**EXERCISE BRIEF**
Look through the lines below; wherever the word "text" appears, copy that line.

(SUPPLIED RECORDS begins)

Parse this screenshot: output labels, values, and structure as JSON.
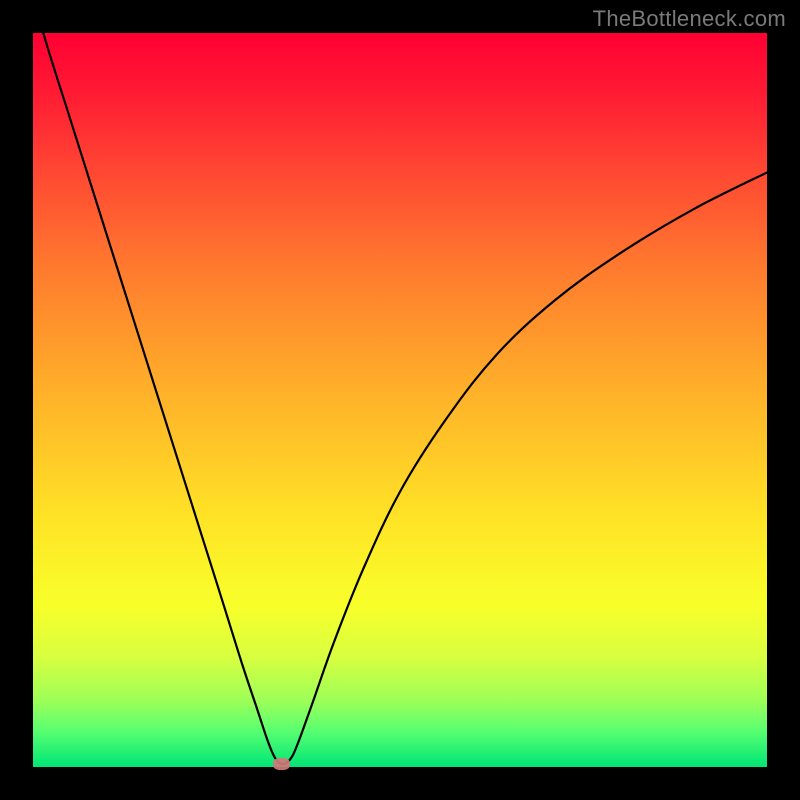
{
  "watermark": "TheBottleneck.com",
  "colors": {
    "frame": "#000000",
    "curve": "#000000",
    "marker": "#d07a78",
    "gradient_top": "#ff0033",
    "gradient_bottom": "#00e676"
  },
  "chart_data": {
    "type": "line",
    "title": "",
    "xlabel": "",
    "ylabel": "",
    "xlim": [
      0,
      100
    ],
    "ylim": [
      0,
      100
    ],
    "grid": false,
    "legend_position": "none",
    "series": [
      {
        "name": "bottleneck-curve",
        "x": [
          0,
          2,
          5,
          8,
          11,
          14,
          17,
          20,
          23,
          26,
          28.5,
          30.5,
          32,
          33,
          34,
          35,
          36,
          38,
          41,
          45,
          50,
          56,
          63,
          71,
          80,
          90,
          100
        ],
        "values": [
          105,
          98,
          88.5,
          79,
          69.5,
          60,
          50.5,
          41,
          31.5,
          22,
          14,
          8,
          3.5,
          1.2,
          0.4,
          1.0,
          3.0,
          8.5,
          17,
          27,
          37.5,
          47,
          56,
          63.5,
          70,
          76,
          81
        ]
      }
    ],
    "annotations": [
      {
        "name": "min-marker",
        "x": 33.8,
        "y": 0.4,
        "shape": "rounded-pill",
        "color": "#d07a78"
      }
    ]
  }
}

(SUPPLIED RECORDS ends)
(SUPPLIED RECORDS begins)

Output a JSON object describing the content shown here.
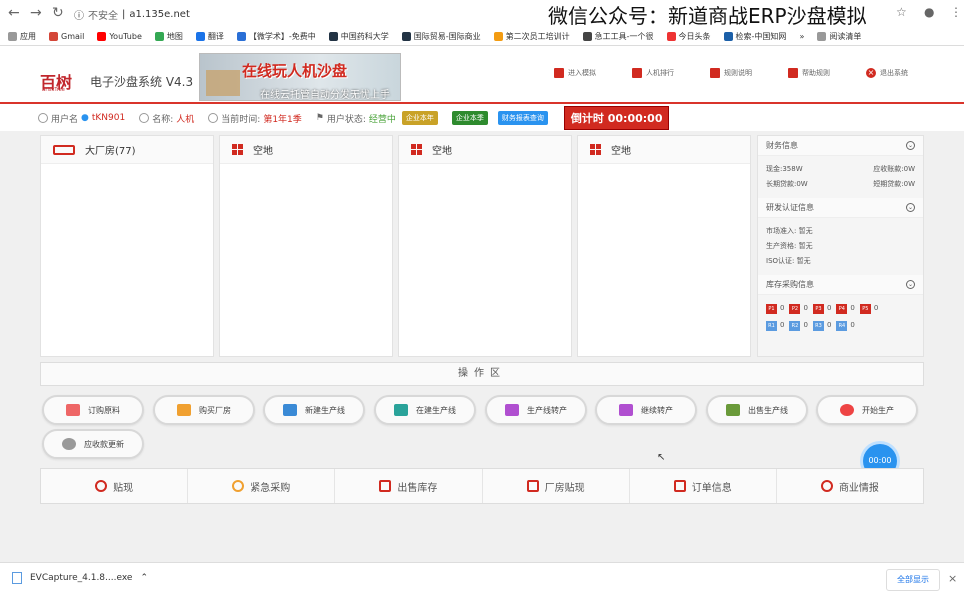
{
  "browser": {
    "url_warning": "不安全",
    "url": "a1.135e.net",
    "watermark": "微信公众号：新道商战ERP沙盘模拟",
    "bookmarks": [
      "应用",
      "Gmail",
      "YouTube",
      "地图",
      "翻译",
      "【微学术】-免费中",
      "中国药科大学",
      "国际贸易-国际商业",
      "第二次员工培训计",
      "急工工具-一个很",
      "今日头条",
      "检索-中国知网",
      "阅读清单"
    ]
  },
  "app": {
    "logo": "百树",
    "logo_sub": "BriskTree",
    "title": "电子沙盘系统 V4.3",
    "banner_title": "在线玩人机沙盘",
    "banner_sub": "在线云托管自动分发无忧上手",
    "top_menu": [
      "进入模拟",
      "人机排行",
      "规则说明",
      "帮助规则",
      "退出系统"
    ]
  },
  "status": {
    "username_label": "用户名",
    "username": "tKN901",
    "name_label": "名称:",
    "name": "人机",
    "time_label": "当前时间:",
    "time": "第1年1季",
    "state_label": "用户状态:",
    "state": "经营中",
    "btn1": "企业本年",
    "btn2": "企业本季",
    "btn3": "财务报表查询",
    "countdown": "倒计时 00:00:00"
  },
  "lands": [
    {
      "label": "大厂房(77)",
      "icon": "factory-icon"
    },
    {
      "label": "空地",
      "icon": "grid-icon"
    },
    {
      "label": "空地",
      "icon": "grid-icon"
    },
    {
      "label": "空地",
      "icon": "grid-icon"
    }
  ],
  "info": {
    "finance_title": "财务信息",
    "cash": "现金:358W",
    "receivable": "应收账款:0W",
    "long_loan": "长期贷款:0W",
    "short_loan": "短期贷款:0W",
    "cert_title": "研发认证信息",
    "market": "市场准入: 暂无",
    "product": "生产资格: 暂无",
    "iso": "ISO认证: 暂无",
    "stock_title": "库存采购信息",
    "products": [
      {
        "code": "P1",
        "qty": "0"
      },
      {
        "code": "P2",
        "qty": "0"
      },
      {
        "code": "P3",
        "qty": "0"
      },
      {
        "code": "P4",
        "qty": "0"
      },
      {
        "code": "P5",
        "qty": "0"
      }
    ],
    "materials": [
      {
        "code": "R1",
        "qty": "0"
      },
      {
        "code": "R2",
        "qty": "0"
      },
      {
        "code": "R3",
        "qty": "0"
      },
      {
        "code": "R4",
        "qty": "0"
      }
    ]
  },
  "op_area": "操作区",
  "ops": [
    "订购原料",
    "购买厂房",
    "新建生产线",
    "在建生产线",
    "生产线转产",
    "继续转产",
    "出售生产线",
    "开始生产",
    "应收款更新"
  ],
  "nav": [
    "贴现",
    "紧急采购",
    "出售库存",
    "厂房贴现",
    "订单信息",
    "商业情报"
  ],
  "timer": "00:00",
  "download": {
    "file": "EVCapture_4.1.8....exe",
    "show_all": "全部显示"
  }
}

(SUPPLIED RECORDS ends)
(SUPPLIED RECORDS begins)

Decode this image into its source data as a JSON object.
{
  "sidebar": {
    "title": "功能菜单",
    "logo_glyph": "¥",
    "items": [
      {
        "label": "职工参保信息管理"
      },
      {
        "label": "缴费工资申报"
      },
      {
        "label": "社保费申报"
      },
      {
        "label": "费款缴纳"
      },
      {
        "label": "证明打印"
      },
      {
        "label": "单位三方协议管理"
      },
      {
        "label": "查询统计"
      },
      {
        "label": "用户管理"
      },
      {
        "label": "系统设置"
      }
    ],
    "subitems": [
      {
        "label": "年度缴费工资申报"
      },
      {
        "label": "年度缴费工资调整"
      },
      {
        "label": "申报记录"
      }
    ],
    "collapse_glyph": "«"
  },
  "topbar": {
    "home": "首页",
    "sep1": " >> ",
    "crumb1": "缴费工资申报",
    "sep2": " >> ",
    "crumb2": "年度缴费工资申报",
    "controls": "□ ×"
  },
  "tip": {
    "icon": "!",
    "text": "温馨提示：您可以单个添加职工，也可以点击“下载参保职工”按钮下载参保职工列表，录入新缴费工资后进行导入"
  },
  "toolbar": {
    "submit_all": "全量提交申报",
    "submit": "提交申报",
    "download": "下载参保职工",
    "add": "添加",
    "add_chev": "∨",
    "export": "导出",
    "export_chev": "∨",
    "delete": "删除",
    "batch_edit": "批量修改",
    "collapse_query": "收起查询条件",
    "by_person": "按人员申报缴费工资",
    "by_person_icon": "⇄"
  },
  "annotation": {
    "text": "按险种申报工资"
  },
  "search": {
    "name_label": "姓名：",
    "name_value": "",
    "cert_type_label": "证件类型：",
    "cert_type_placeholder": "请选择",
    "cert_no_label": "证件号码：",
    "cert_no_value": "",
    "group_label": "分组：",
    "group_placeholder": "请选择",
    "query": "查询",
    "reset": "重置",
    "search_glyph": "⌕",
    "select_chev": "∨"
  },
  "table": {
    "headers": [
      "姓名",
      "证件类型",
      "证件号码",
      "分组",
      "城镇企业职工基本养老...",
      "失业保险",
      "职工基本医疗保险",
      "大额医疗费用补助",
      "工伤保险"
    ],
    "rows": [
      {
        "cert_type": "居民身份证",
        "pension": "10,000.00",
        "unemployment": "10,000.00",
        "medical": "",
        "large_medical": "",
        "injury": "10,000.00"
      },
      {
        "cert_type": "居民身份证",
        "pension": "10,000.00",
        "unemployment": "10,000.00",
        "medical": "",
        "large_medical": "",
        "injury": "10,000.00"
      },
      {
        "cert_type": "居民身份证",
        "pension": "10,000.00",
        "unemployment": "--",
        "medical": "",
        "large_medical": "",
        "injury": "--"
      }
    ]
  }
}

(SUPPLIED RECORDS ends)

**RESULT OF THIS TASK**
    "text": "温馨提示：您可以单个添加职工，也可以点击“下载参保职工”按钮下载参保职工列表，录入新缴费工资后进行导入"
    "text": "按险种申报工资"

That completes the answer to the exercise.